Connie was a lovely dog, very good natured and happy to be around people, which was good to see. Unfortunately her retrieval instinct was pretty much dead, to the embarrassment of the breeder who was trying to show of something she apparently did recently. So hopefully the daddy dog is a great retriever and has passed it onto the boys! Either way, you can still teach a retrieve to a dog without a retrieve gene.

I have my letter to landlords/property manager to formally ask for permission to keep a assistance dog prospect/in training on the property pretty much finished, and have a letter from one of my medical team, with two more on the way, supporting me. I have to say, I am pretty confident of getting a prompt positive answer. The letter written for me would be very hard to say no to! I'm adding some information I've put together about what assistance/service dogs are generally, and what a mobility assistance dog is specifically. I just hope it can all remain friendly. The reason I have waited until this rather late stage to ask is because we have just signed a new lease to add my husband to it, and I didn't want to give them the ability to throw us out because we no longer pleased them! (well, deny us renewal, but that is what it would really be) This way they are stuck with me, and have to deal with what I think is a very reasonable request.

Anyway, we are signing the lease tomorrow, and then hopefully the very next day I will get in my 'application' to have a cute little pup.
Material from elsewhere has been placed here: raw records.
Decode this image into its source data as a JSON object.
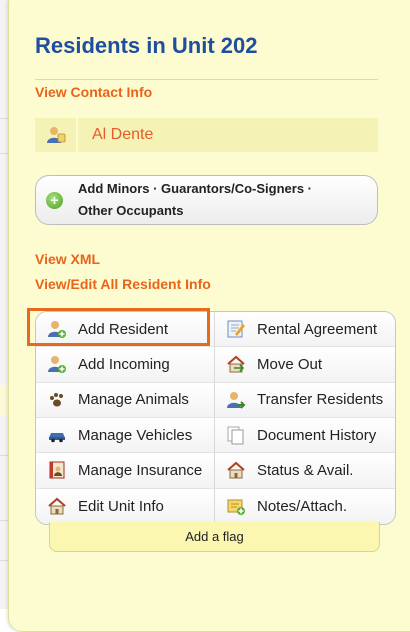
{
  "panel": {
    "title": "Residents in Unit 202",
    "view_contact_info": "View Contact Info",
    "resident_name": "Al Dente",
    "add_minors_label": "Add Minors · Guarantors/Co-Signers · Other Occupants",
    "view_xml": "View XML",
    "view_edit_all": "View/Edit All Resident Info"
  },
  "actions": {
    "add_resident": "Add Resident",
    "rental_agreement": "Rental Agreement",
    "add_incoming": "Add Incoming",
    "move_out": "Move Out",
    "manage_animals": "Manage Animals",
    "transfer_residents": "Transfer Residents",
    "manage_vehicles": "Manage Vehicles",
    "document_history": "Document History",
    "manage_insurance": "Manage Insurance",
    "status_avail": "Status & Avail.",
    "edit_unit_info": "Edit Unit Info",
    "notes_attach": "Notes/Attach."
  },
  "flag": {
    "label": "Add a flag"
  },
  "colors": {
    "title": "#1f4ea1",
    "link": "#e8641b",
    "panel_bg": "#fdfcd0",
    "highlight": "#e66a1c"
  }
}
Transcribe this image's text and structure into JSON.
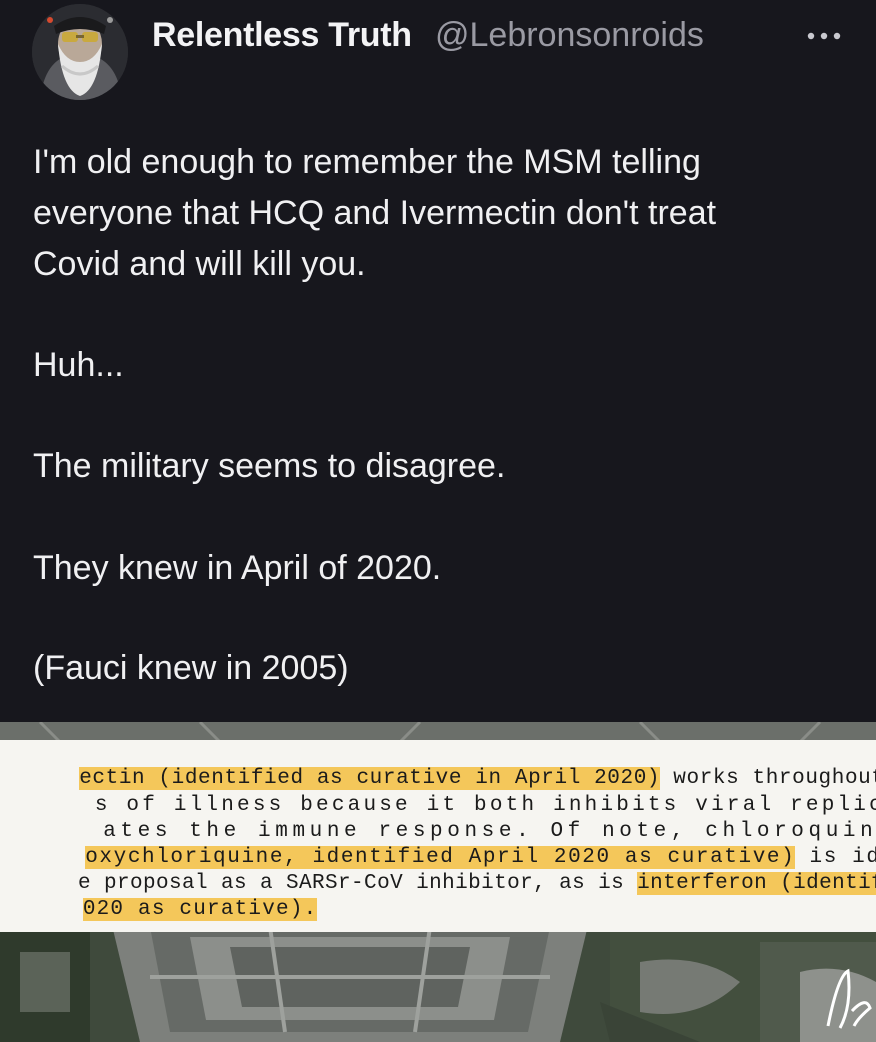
{
  "author": {
    "display_name": "Relentless Truth",
    "handle": "@Lebronsonroids",
    "avatar": "bearded-man-avatar"
  },
  "menu": {
    "more_icon": "more-horizontal-icon"
  },
  "tweet": {
    "paragraphs": [
      [
        "I'm old enough to remember the MSM telling",
        "everyone that HCQ and Ivermectin don't treat",
        "Covid and will kill you."
      ],
      [
        "Huh..."
      ],
      [
        "The military seems to disagree."
      ],
      [
        "They knew in April of 2020."
      ],
      [
        "(Fauci knew in 2005)"
      ]
    ]
  },
  "media": {
    "description": "aerial-pentagon-photo",
    "document_lines": [
      [
        {
          "t": "ectin (identified as curative in April 2020)",
          "h": true
        },
        {
          "t": " works throughout al",
          "h": false
        }
      ],
      [
        {
          "t": "s of illness because it both inhibits viral replication an",
          "h": false
        }
      ],
      [
        {
          "t": "ates the immune response. Of note, chloroquine phosphat",
          "h": false
        }
      ],
      [
        {
          "t": "oxychloriquine, identified April 2020 as curative)",
          "h": true
        },
        {
          "t": " is identifie",
          "h": false
        }
      ],
      [
        {
          "t": "e proposal as a SARSr-CoV inhibitor, as is ",
          "h": false
        },
        {
          "t": "interferon (identifie",
          "h": true
        }
      ],
      [
        {
          "t": "020 as curative).",
          "h": true
        }
      ]
    ],
    "colors": {
      "highlight": "#f4c75a",
      "paper": "#f6f5f1"
    }
  }
}
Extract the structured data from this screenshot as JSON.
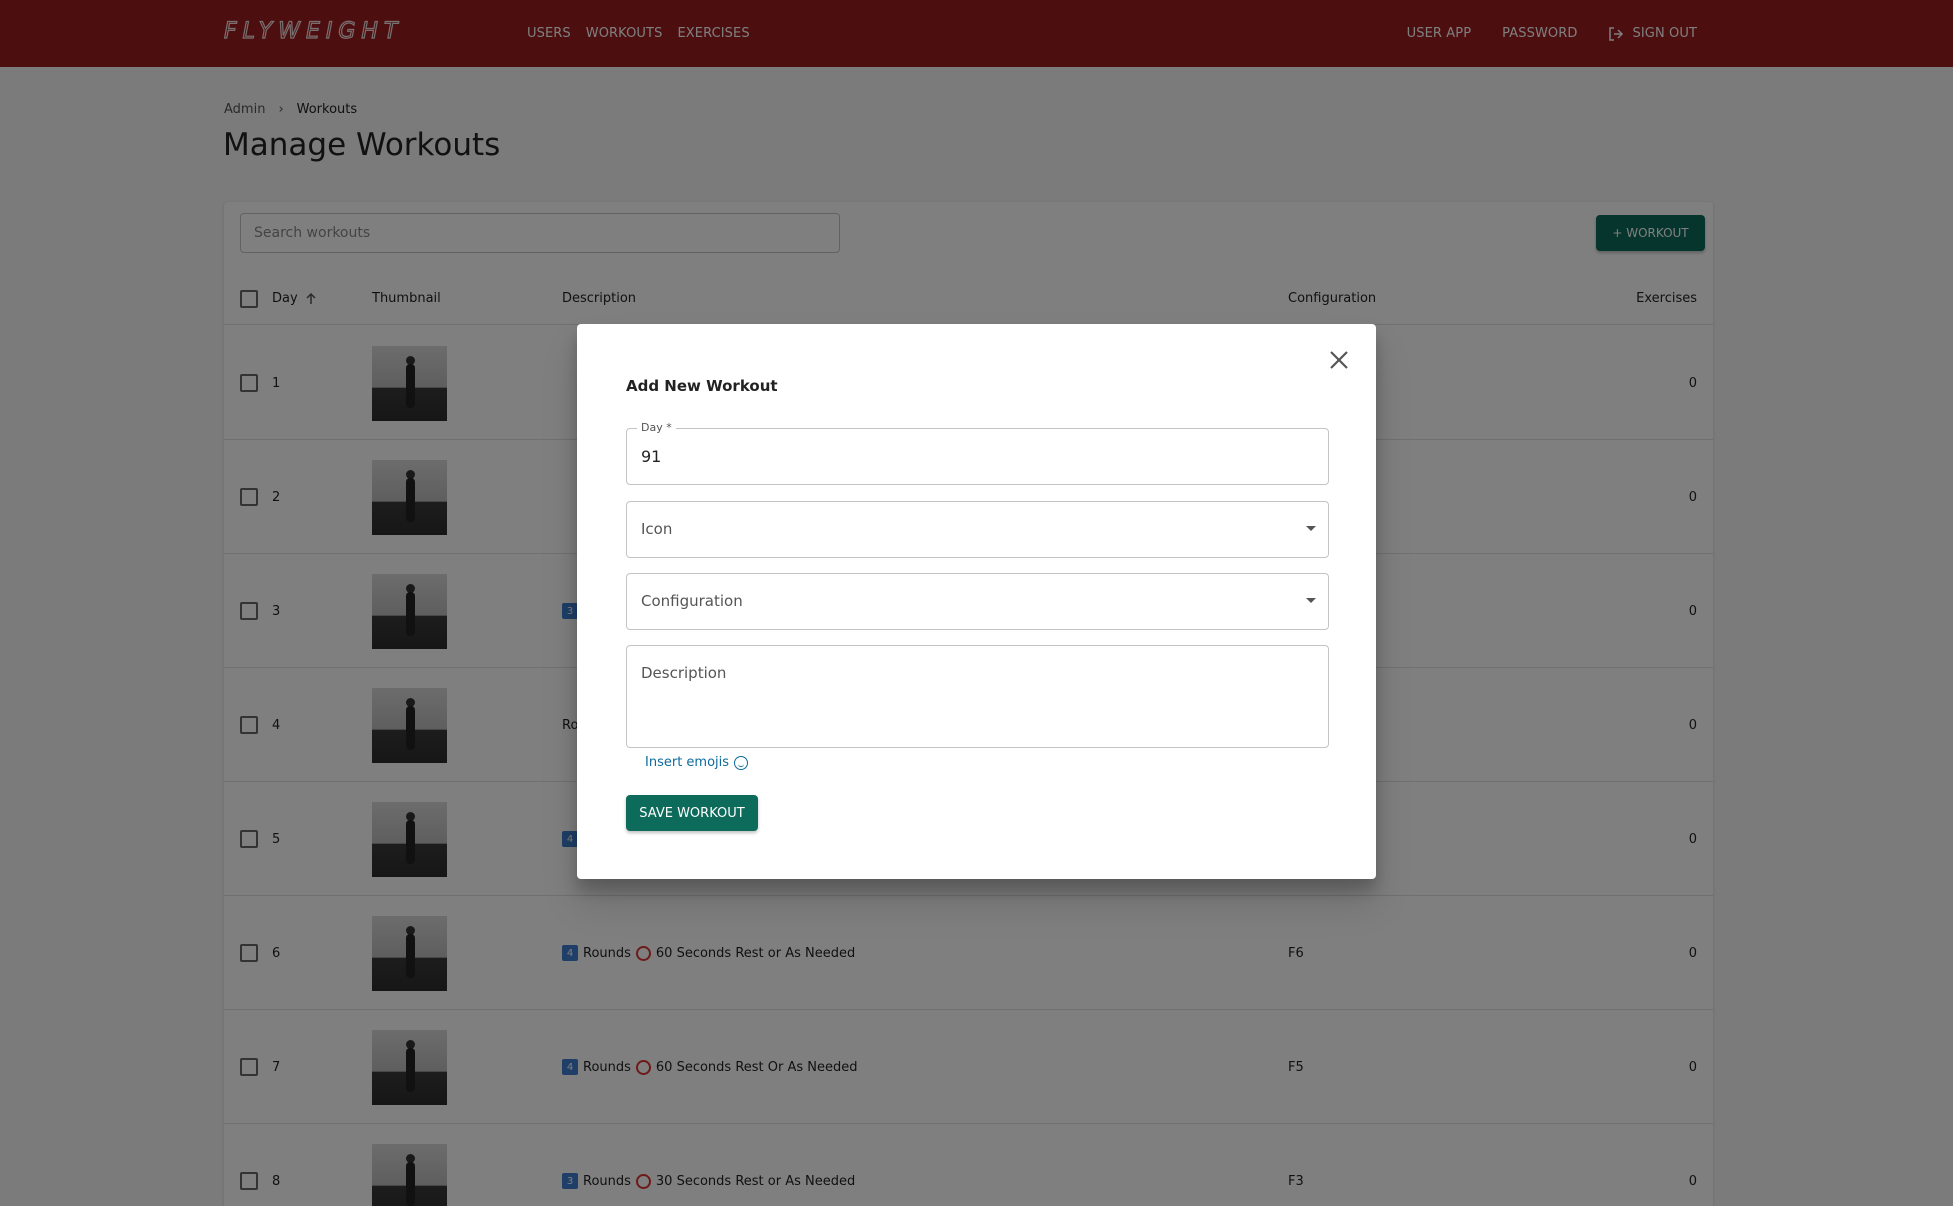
{
  "header": {
    "logo_text": "FLYWEIGHT",
    "nav_left": [
      "USERS",
      "WORKOUTS",
      "EXERCISES"
    ],
    "nav_right": [
      "USER APP",
      "PASSWORD",
      "SIGN OUT"
    ],
    "accent_color": "#9b1c20"
  },
  "breadcrumb": {
    "root": "Admin",
    "current": "Workouts"
  },
  "page": {
    "title": "Manage Workouts"
  },
  "toolbar": {
    "search_placeholder": "Search workouts",
    "add_label": "+ WORKOUT"
  },
  "table": {
    "columns": [
      "Day",
      "Thumbnail",
      "Description",
      "Configuration",
      "Exercises"
    ],
    "sort_column": "Day",
    "rows": [
      {
        "day": "1",
        "badge": "",
        "description": "",
        "configuration": "",
        "exercises": "0"
      },
      {
        "day": "2",
        "badge": "",
        "description": "",
        "configuration": "",
        "exercises": "0"
      },
      {
        "day": "3",
        "badge": "3",
        "description": "",
        "configuration": "",
        "exercises": "0"
      },
      {
        "day": "4",
        "badge": "",
        "description": "Ro",
        "configuration": "",
        "exercises": "0"
      },
      {
        "day": "5",
        "badge": "4",
        "description": "",
        "configuration": "",
        "exercises": "0"
      },
      {
        "day": "6",
        "badge": "4",
        "description_rounds": "Rounds",
        "description": "60 Seconds Rest or As Needed",
        "configuration": "F6",
        "exercises": "0"
      },
      {
        "day": "7",
        "badge": "4",
        "description_rounds": "Rounds",
        "description": "60 Seconds Rest Or As Needed",
        "configuration": "F5",
        "exercises": "0"
      },
      {
        "day": "8",
        "badge": "3",
        "description_rounds": "Rounds",
        "description": "30 Seconds Rest or As Needed",
        "configuration": "F3",
        "exercises": "0"
      }
    ]
  },
  "modal": {
    "title": "Add New Workout",
    "day_label": "Day *",
    "day_value": "91",
    "icon_placeholder": "Icon",
    "configuration_placeholder": "Configuration",
    "description_placeholder": "Description",
    "emoji_link": "Insert emojis",
    "save_label": "SAVE WORKOUT",
    "button_color": "#0d6b5b"
  }
}
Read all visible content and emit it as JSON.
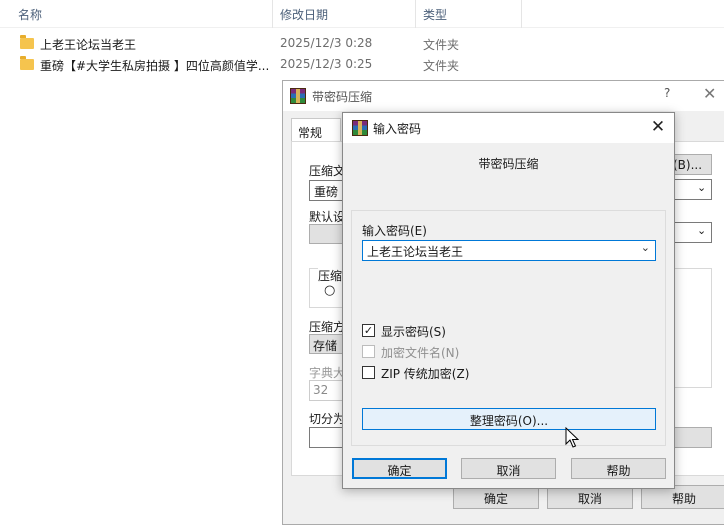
{
  "explorer": {
    "columns": {
      "name": "名称",
      "date": "修改日期",
      "type": "类型"
    },
    "rows": [
      {
        "name": "上老王论坛当老王",
        "date": "2025/12/3 0:28",
        "type": "文件夹"
      },
      {
        "name": "重磅【#大学生私房拍摄 】四位高颜值学...",
        "date": "2025/12/3 0:25",
        "type": "文件夹"
      }
    ]
  },
  "back_dialog": {
    "title": "带密码压缩",
    "help_glyph": "?",
    "close_glyph": "✕",
    "tab_general": "常规",
    "labels": {
      "archive_name": "压缩文",
      "archive_value": "重磅",
      "default_settings": "默认设",
      "archive_format": "压缩",
      "compression_method": "压缩方",
      "method_value": "存储",
      "dictionary_size": "字典大",
      "dictionary_value": "32",
      "split_volumes": "切分为"
    },
    "browse_label": "(B)...",
    "buttons": {
      "ok": "确定",
      "cancel": "取消",
      "help": "帮助"
    }
  },
  "password_dialog": {
    "title": "输入密码",
    "close_glyph": "✕",
    "heading": "带密码压缩",
    "password_label": "输入密码(E)",
    "password_value": "上老王论坛当老王",
    "checkboxes": {
      "show_password": {
        "label": "显示密码(S)",
        "checked": true,
        "mark": "✓"
      },
      "encrypt_file_names": {
        "label": "加密文件名(N)",
        "checked": false
      },
      "zip_legacy_encryption": {
        "label": "ZIP 传统加密(Z)",
        "checked": false
      }
    },
    "organize_button": "整理密码(O)...",
    "buttons": {
      "ok": "确定",
      "cancel": "取消",
      "help": "帮助"
    }
  },
  "icons": {
    "folder": "folder-icon",
    "app": "winrar-icon",
    "chevron": "chevron-down-icon",
    "close": "close-icon",
    "cursor": "mouse-cursor-icon"
  },
  "colors": {
    "accent": "#0078d7",
    "folder": "#f5c44e",
    "dialog_bg": "#f0f0f0",
    "button_bg": "#e1e1e1"
  }
}
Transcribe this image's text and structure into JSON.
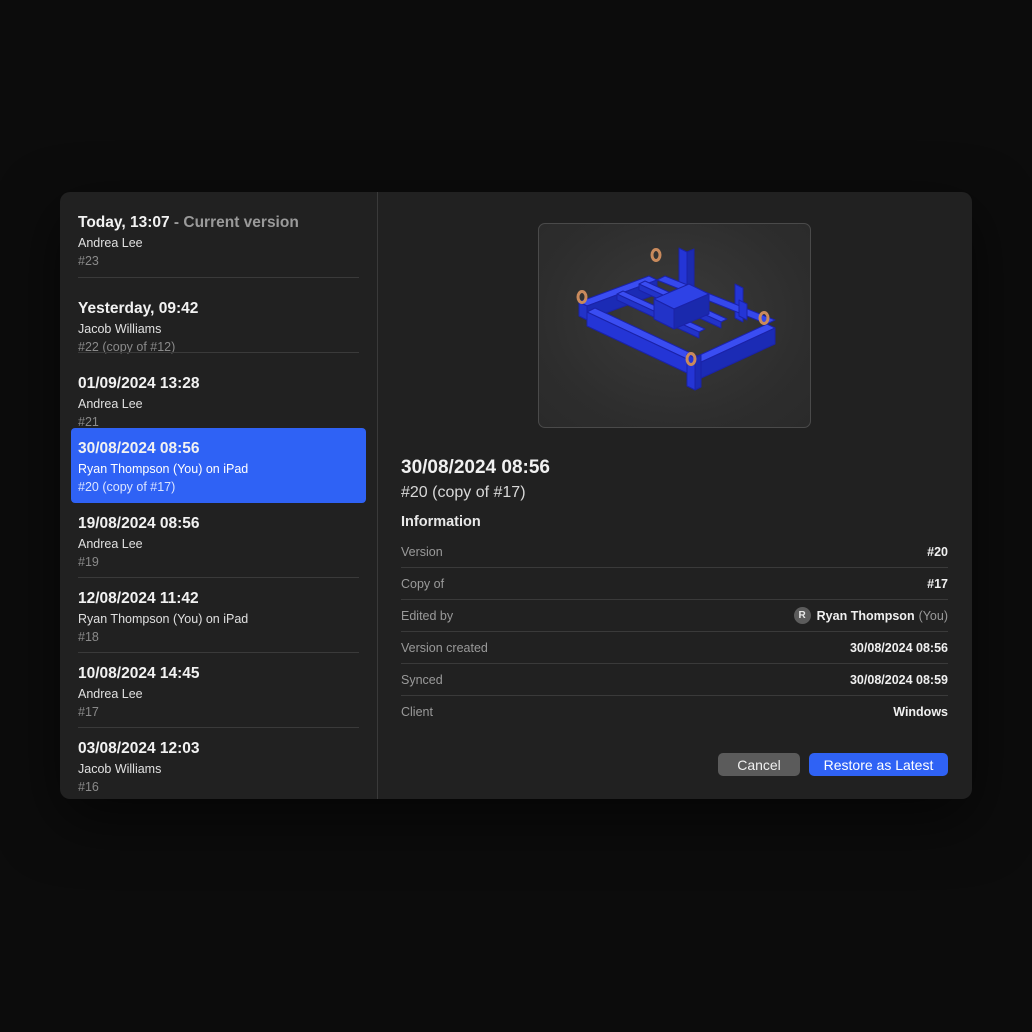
{
  "versions": [
    {
      "title": "Today, 13:07",
      "suffix": " - Current version",
      "author": "Andrea Lee",
      "num": "#23"
    },
    {
      "title": "Yesterday, 09:42",
      "author": "Jacob Williams",
      "num": "#22 (copy of #12)"
    },
    {
      "title": "01/09/2024 13:28",
      "author": "Andrea Lee",
      "num": "#21"
    },
    {
      "title": "30/08/2024 08:56",
      "author": "Ryan Thompson (You) on iPad",
      "num": "#20 (copy of #17)"
    },
    {
      "title": "19/08/2024 08:56",
      "author": "Andrea Lee",
      "num": "#19"
    },
    {
      "title": "12/08/2024 11:42",
      "author": "Ryan Thompson (You) on iPad",
      "num": "#18"
    },
    {
      "title": "10/08/2024 14:45",
      "author": "Andrea Lee",
      "num": "#17"
    },
    {
      "title": "03/08/2024 12:03",
      "author": "Jacob Williams",
      "num": "#16"
    }
  ],
  "detail": {
    "title": "30/08/2024 08:56",
    "subtitle": "#20 (copy of #17)",
    "info_heading": "Information",
    "rows": [
      {
        "label": "Version",
        "value": "#20"
      },
      {
        "label": "Copy of",
        "value": "#17"
      },
      {
        "label": "Edited by",
        "avatar": "R",
        "value": "Ryan Thompson",
        "suffix": "(You)"
      },
      {
        "label": "Version created",
        "value": "30/08/2024 08:56"
      },
      {
        "label": "Synced",
        "value": "30/08/2024 08:59"
      },
      {
        "label": "Client",
        "value": "Windows"
      }
    ]
  },
  "buttons": {
    "cancel": "Cancel",
    "restore": "Restore as Latest"
  },
  "colors": {
    "accent": "#2f62f5",
    "model": "#2a3fe0",
    "lifting_eye": "#c98a5c"
  },
  "preview": {
    "icon": "3d-model-thumbnail"
  }
}
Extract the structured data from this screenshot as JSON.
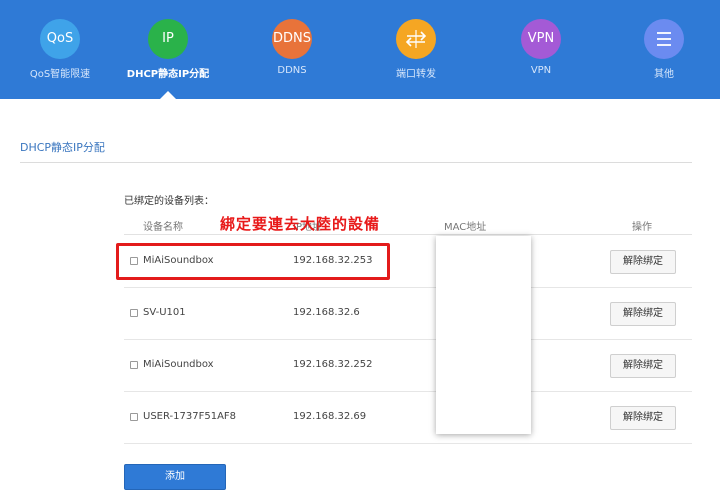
{
  "nav": {
    "items": [
      {
        "icon_text": "QoS",
        "label": "QoS智能限速",
        "color": "#3fa3e9",
        "icon": "qos-icon",
        "active": false
      },
      {
        "icon_text": "IP",
        "label": "DHCP静态IP分配",
        "color": "#2ab24a",
        "icon": "ip-icon",
        "active": true
      },
      {
        "icon_text": "DDNS",
        "label": "DDNS",
        "color": "#e8733a",
        "icon": "ddns-icon",
        "active": false
      },
      {
        "icon_text": "",
        "label": "端口转发",
        "color": "#f5a623",
        "icon": "port-forward-icon",
        "active": false
      },
      {
        "icon_text": "VPN",
        "label": "VPN",
        "color": "#a45ad6",
        "icon": "vpn-icon",
        "active": false
      },
      {
        "icon_text": "",
        "label": "其他",
        "color": "#6b8bf0",
        "icon": "menu-icon",
        "active": false
      }
    ]
  },
  "section": {
    "title": "DHCP静态IP分配"
  },
  "table": {
    "title": "已绑定的设备列表：",
    "headers": {
      "name": "设备名称",
      "ip": "IP地址",
      "mac": "MAC地址",
      "action": "操作"
    },
    "rows": [
      {
        "name": "MiAiSoundbox",
        "ip": "192.168.32.253",
        "action": "解除绑定"
      },
      {
        "name": "SV-U101",
        "ip": "192.168.32.6",
        "action": "解除绑定"
      },
      {
        "name": "MiAiSoundbox",
        "ip": "192.168.32.252",
        "action": "解除绑定"
      },
      {
        "name": "USER-1737F51AF8",
        "ip": "192.168.32.69",
        "action": "解除绑定"
      }
    ]
  },
  "annotation": {
    "text": "綁定要連去大陸的設備",
    "color": "#e81919"
  },
  "add_button": {
    "label": "添加"
  }
}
I am also starting some volunteer work on that very same day, the first work of any kind I have done since I had to quit all work and study about three years ago when the whole illness thing started. Pretty exciting really, hopefully my life is starting to slowly turn around.

*** Update, lease all signed, and all medical letters written in support. Will put it in tomorrow, cross your fingers for me!


  1. If you want a really settled dog, you want a breeder who won't let the pups go until 16 - 26 weeks plus. The dog will get a better maturity if left with the mama until they're better able to cope with the outside world.

  2. Actually, it is commonly thought within the service dog raising world that a puppy needs to meet at least 100 different people by the time it is 12 weeks old, and many many more than that by the time it is 24. Add to that the need for socialising it to many different places and other dogs (fully vaccinated), and it becomes hard to keep it with its mother. Of course if the breeder can work that hard to socialise all the puppies, it does mean you will end up with a dog with excellent bite inhibition (dogs teach that to puppies best), but even then experts recommend not leaving pups with their mothers past 12 weeks of age - and I would only consider that with an exemplary breeder with lots of spare time. A puppy should be fairly well able to cope with the outside world from 8 weeks, barring the occasional fear period. This is the practice with guide, assistance, medical alert etc dogs all around the world.